Gates was interviewed three different times. Some of the details he provided changed in each one. For example, in one interview he denied meeting one of the suspects, but the report shows he later admitted he did know the person.

When asked directly by the internal affairs interviewer if he was “impartial” during his investigation, Gates blatantly said “no,” adding, “yes, it was personal” — which is a direct violation of the SPD code of conduct.

Finally, and perhaps most disturbing investigators found a package of “X-Stream” a fake urine product used to potentially pass a drug test, in the side pocket of Gates’ car. That package was empty.

Eventually, a panel of five officers including Assistant Chief Lenny Gunther, Major Devonn Adams and Captain David Gay wrote the board, looked at the evidence, deliberated and “sustained all the allegations against Officer Gates” including “untruthfulness,” and said the “appropriate and reasonable” discipline should be termination.

Asst Chief Lenny Gunther was one of five high ranking officers on the panel that recommended Gates’ termination

That recommendation then went to Minter’s desk. In a Feb. 4 memo, Minter did “sustain” (acknowledge) the charges of violation of oath of office, ethics and conduct against Gates.

But in the chief’s office, the recommendation of termination turned instead to a suspension: only 40 hours, or one week, without pay.

After that decision, the Chatham County District Attorney’s Office was told of the charges against Gates and placed the officer in what’s called the “Giglio files.” By definition, the files are an informal collection of officers who have “questionable character,” who still could, but most likely would not be used to testify in criminal cases.

But just a month later, a new memo was sent out saying the chief “clarified” his findings and without any explanation on paper or via phone to the D.A.’s office, suddenly took away the “untruthfulness” designation in favor of a “conduct unbecoming” and “impartiality” violations.

Chief Roy Minter went against the IA recommendation and just gave Gates a one-week suspension. Then the Chief changed his mind again.

When News 3 asked why the chief switched the charges SPD sent a written statement:

“The Savannah Police Department initiated an internal affairs investigation into Officer Adrian Gates after possible allegations of misconduct were brought forth. The Internal Affairs Unit conducted a thorough investigation and, as outlined in the policy, presented its findings to the appropriate personnel. After examining the case in its entirety, suitable disciplinary action was administered to the officer and an accountability plan has been put in place to address any future courses of action. SPD continues to remain vigilant in securing the safety of this community, which means addressing any areas of concern in order to uphold the honorable standards of this agency.”

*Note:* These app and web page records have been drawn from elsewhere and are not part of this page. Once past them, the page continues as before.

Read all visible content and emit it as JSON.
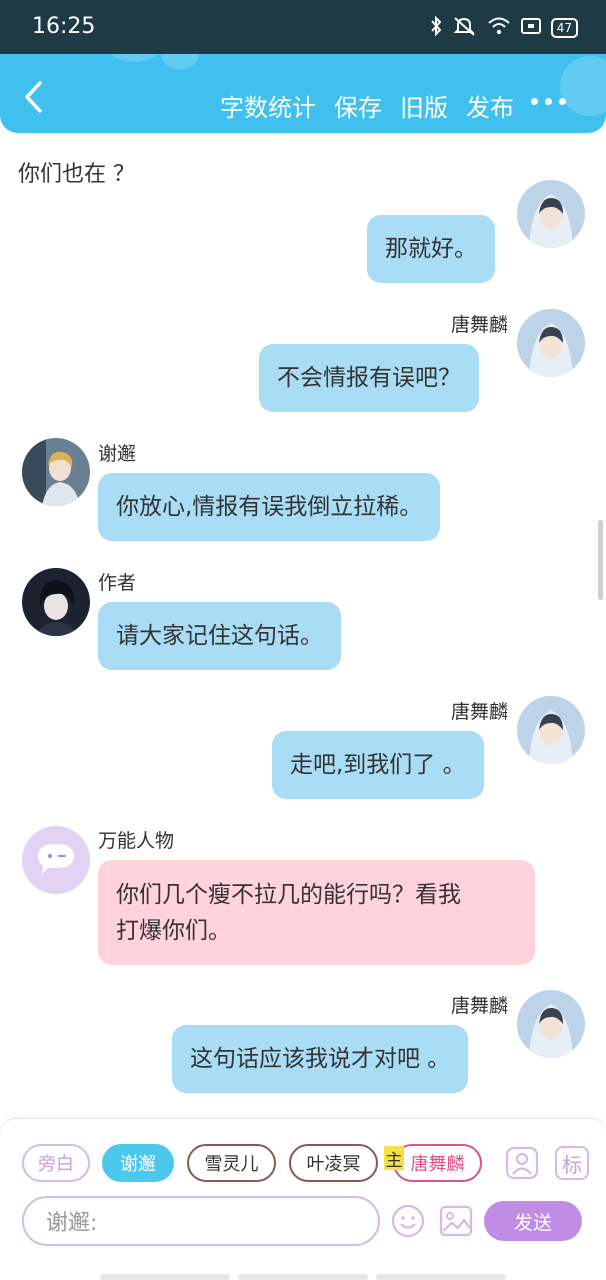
{
  "status_bar": {
    "time": "16:25",
    "battery": "47"
  },
  "toolbar": {
    "actions": [
      "字数统计",
      "保存",
      "旧版",
      "发布"
    ]
  },
  "chat": {
    "plain_line": "你们也在 ？",
    "messages": [
      {
        "side": "right",
        "name": "",
        "text": "那就好。",
        "avatar": "tang-avatar"
      },
      {
        "side": "right",
        "name": "唐舞麟",
        "text": "不会情报有误吧？",
        "avatar": "tang-avatar"
      },
      {
        "side": "left",
        "name": "谢邂",
        "text": "你放心,情报有误我倒立拉稀。",
        "avatar": "xie-avatar"
      },
      {
        "side": "left",
        "name": "作者",
        "text": "请大家记住这句话。",
        "avatar": "author-avatar"
      },
      {
        "side": "right",
        "name": "唐舞麟",
        "text": "走吧,到我们了 。",
        "avatar": "tang-avatar"
      },
      {
        "side": "left",
        "name": "万能人物",
        "text_line1": "你们几个瘦不拉几的能行吗？看我",
        "text_line2": "打爆你们。",
        "avatar": "universal-avatar"
      },
      {
        "side": "right",
        "name": "唐舞麟",
        "text": "这句话应该我说才对吧 。",
        "avatar": "tang-avatar"
      }
    ]
  },
  "composer": {
    "chips": [
      {
        "label": "旁白",
        "color": "#d9b8e8",
        "text_color": "#c9a0dc"
      },
      {
        "label": "谢邂",
        "color": "#4cc8ee",
        "text_color": "#ffffff"
      },
      {
        "label": "雪灵儿",
        "color": "#8a5a4a",
        "text_color": "#333333"
      },
      {
        "label": "叶凌冥",
        "color": "#8a5a4a",
        "text_color": "#333333"
      },
      {
        "label": "唐舞麟",
        "color": "#e0508a",
        "text_color": "#e0508a"
      }
    ],
    "main_badge": "主",
    "role_icon": "标",
    "input_placeholder": "谢邂:",
    "send_label": "发送"
  },
  "colors": {
    "header": "#3fc0ee",
    "bubble_blue": "#a9dcf5",
    "bubble_pink": "#ffd2dc",
    "send": "#c18ce6"
  }
}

But that accountability is now in question because Gates has had two other incidents of “misconduct” in the same time period as this investigation was happening, including one where he possibly deployed a taser to intimidate someone while he was at an off-duty job, all while he was wearing Savannah Police Department equipment.

He received another two-week suspension in December of 2019, just two months before internal affairs finished their investigation.

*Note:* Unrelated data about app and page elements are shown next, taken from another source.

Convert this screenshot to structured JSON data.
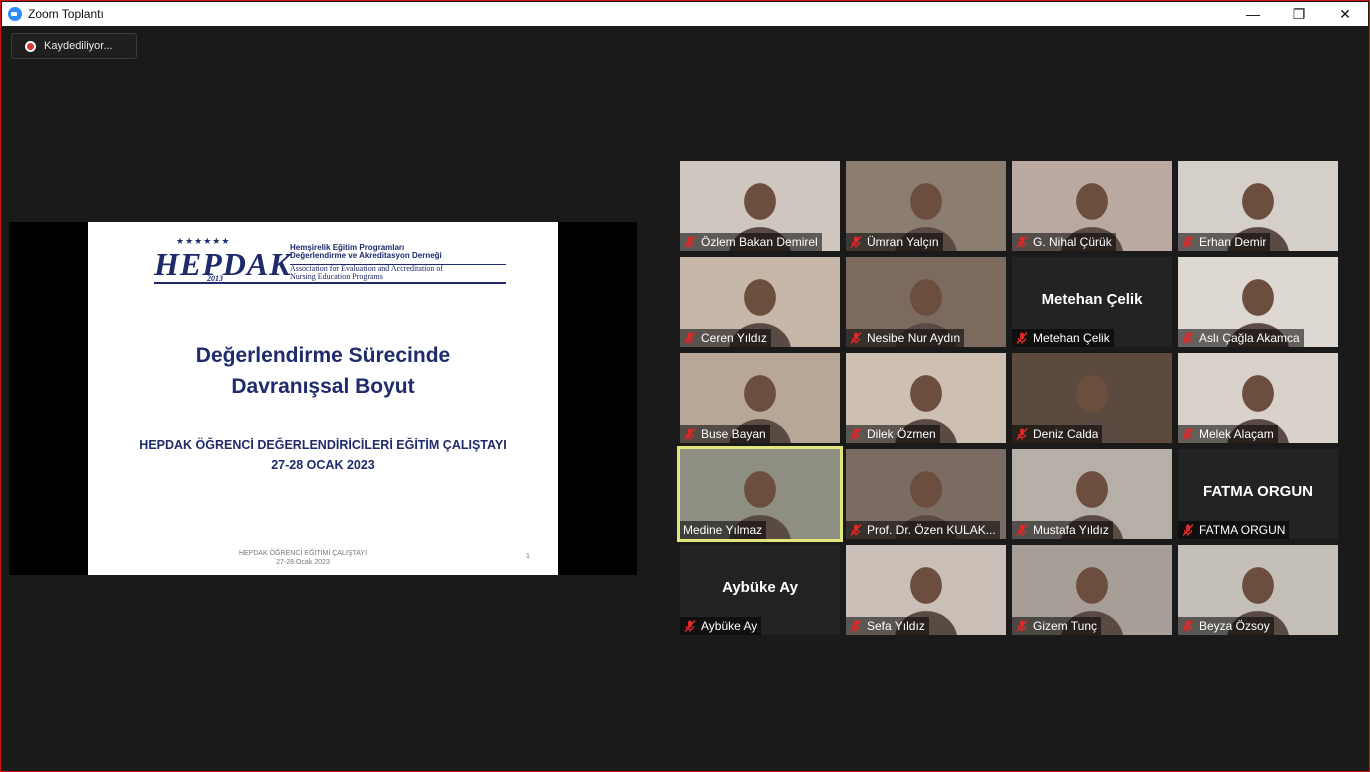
{
  "window": {
    "title": "Zoom Toplantı",
    "minimize": "—",
    "restore": "❐",
    "close": "✕"
  },
  "recording": {
    "label": "Kaydediliyor..."
  },
  "slide": {
    "logo": {
      "name": "HEPDAK",
      "year": "2013",
      "line1": "Hemşirelik Eğitim Programları",
      "line2": "Değerlendirme ve Akreditasyon Derneği",
      "line3": "Association for Evaluation and Accreditation of",
      "line4": "Nursing Education Programs"
    },
    "title_line1": "Değerlendirme Sürecinde",
    "title_line2": "Davranışsal Boyut",
    "subtitle_line1": "HEPDAK ÖĞRENCİ DEĞERLENDİRİCİLERİ EĞİTİM ÇALIŞTAYI",
    "subtitle_line2": "27-28 OCAK 2023",
    "footer_line1": "HEPDAK ÖĞRENCİ EĞİTİMİ ÇALIŞTAYI",
    "footer_line2": "27-28 Ocak 2023",
    "page_number": "1"
  },
  "participants": [
    {
      "name": "Özlem Bakan Demirel",
      "video": true,
      "muted": true,
      "bg": "#cfc6bf"
    },
    {
      "name": "Ümran Yalçın",
      "video": true,
      "muted": true,
      "bg": "#8b7d70"
    },
    {
      "name": "G. Nihal Çürük",
      "video": true,
      "muted": true,
      "bg": "#b9a9a0"
    },
    {
      "name": "Erhan Demir",
      "video": true,
      "muted": true,
      "bg": "#d4cfc8"
    },
    {
      "name": "Ceren Yıldız",
      "video": true,
      "muted": true,
      "bg": "#c7b7a9"
    },
    {
      "name": "Nesibe Nur Aydın",
      "video": true,
      "muted": true,
      "bg": "#7d6a5e"
    },
    {
      "name": "Metehan Çelik",
      "video": false,
      "muted": true,
      "bg": "#232323"
    },
    {
      "name": "Aslı Çağla Akamca",
      "video": true,
      "muted": true,
      "bg": "#ddd8d2"
    },
    {
      "name": "Buse Bayan",
      "video": true,
      "muted": true,
      "bg": "#b8a697"
    },
    {
      "name": "Dilek Özmen",
      "video": true,
      "muted": true,
      "bg": "#cdbfb2"
    },
    {
      "name": "Deniz Calda",
      "video": true,
      "muted": true,
      "bg": "#5c4a3f"
    },
    {
      "name": "Melek Alaçam",
      "video": true,
      "muted": true,
      "bg": "#d9d2ca"
    },
    {
      "name": "Medine Yılmaz",
      "video": true,
      "muted": false,
      "active": true,
      "bg": "#8e8f82"
    },
    {
      "name": "Prof. Dr. Özen KULAK...",
      "video": true,
      "muted": true,
      "bg": "#7a6b63"
    },
    {
      "name": "Mustafa Yıldız",
      "video": true,
      "muted": true,
      "bg": "#b5afa8"
    },
    {
      "name": "FATMA ORGUN",
      "video": false,
      "muted": true,
      "bg": "#232323"
    },
    {
      "name": "Aybüke Ay",
      "video": false,
      "muted": true,
      "bg": "#232323"
    },
    {
      "name": "Sefa Yıldız",
      "video": true,
      "muted": true,
      "bg": "#c9bfb6"
    },
    {
      "name": "Gizem Tunç",
      "video": true,
      "muted": true,
      "bg": "#a79f97"
    },
    {
      "name": "Beyza Özsoy",
      "video": true,
      "muted": true,
      "bg": "#c4c0b8"
    }
  ],
  "colors": {
    "border": "#d0121b",
    "active_speaker": "#e3e67a",
    "muted_mic": "#e02828",
    "slide_text": "#1f2b6a"
  }
}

As a side note, even after the chief saved his job, Gates was one of the 77 officers who signed the complaint letter against Minter.


Copyright 2021 Nexstar Media Inc. All rights reserved. This material may not be published, broadcast, rewritten, or redistributed.

Trending stories